So what do you, as a patient and health care consumer, need to know about digitized systems? Are there specific questions about an EHR you should discuss with your doctor? Who, exactly, has access to your personal health information? And, can you access it yourself on your smartphone?

The growing use of EHR should be embraced, says Kelly Summers, senior director, digital care transformation at Dignity Health, because shared digitized information empowers doctors and patients.

“EHRs include everything from past medical history, tests, current treatments, and notes about care delivery,” Summers says. “Physicians can see what their patient has received in a number of care settings, ensuring continuity of care and increasing the timeliness of getting test results to physicians.”

For patients, there are advantages to a unified EHR system they can see themselves.

“Technically, the EHR is specific to what the clinician see, but it can connect to the patient portal where patients can access a comprehensive view of their care. This empowers them to manage their own care and to have ongoing conversations with their physicians about care instructions and care plans.”

How EHRs work

According to the National Coordination for Health Information Technology (ONC), one of the key features of an EHR is that health information can be created and managed by authorized providers in a digitized format that is capable of being shared with other providers within a larger health care organization.

That means laboratories, specialists, imaging facilities, pharmacies, and emergency and other medical clinics can access identical patient information—without patients filling out nearly identical paperwork in every medical office along the way.

Benefits of EHRs

Not only are EHR efficient, but they may also add an extra degree of safety. No essential or even obscure points of patient information—from medical histories to allergic reactions to certain medications—are missing. It’s all there for every provider within a shared network to review, which can affect the care you receive in real time.

Digitized records may also enable physicians to make diagnoses sooner, reduce errors, improve patient safety, and support better patient outcomes, according to the ONC.

Dignity Health’s Pilot Program

In early 2018, Dignity Health entered into a partnership with Apple to integrate patient health records into Apple’s popular Health app to make it easier for its patients to review their medical data.

Because health records are stored on their personal devices, patients can then send that information to any provider they choose.

Talk to Your Doctor

If you’re worried about digitizing your health information due to privacy issues, share your concerns with your doctor. Your physician will likely allay such fears. Large health care organizations such as Dignity Health take great measures to secure patient information. “EHR data is secure,” Summers says. “We take privacy very seriously. Everything is in compliance with HIPAA.”

 

The Dignity Health Editorial Team manages the "Health Matters" blog with the mission of empowering our readers to be proactive about holistic wellness. We aim to provide clear and practical guidance around navigating health care through our unique lens of kindness, compassion, and humanity.

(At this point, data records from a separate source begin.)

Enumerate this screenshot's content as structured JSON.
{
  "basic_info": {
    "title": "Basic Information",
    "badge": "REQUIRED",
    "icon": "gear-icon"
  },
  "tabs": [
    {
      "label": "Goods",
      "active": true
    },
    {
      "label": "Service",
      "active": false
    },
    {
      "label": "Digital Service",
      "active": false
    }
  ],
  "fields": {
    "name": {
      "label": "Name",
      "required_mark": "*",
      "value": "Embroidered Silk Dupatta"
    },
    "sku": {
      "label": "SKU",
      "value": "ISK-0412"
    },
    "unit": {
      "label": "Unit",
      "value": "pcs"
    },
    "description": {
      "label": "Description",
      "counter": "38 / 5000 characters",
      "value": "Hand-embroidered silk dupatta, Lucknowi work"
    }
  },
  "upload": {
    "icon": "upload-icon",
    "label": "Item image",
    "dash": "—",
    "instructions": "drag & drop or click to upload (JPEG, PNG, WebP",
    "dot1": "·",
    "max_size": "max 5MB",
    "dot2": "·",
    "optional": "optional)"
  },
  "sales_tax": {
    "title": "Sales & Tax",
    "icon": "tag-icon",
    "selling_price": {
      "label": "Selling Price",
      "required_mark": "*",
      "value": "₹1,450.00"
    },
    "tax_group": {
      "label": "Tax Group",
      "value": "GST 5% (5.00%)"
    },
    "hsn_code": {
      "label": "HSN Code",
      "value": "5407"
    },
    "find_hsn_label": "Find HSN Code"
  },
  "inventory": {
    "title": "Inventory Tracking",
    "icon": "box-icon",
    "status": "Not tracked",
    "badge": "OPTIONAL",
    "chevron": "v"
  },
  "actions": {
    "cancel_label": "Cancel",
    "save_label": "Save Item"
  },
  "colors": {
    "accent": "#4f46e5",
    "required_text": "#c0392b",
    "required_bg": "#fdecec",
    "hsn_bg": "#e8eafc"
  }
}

*This information is for educational purposes only and does not constitute health care advice. You should always seek the advice of your doctor or physician before making health care decisions.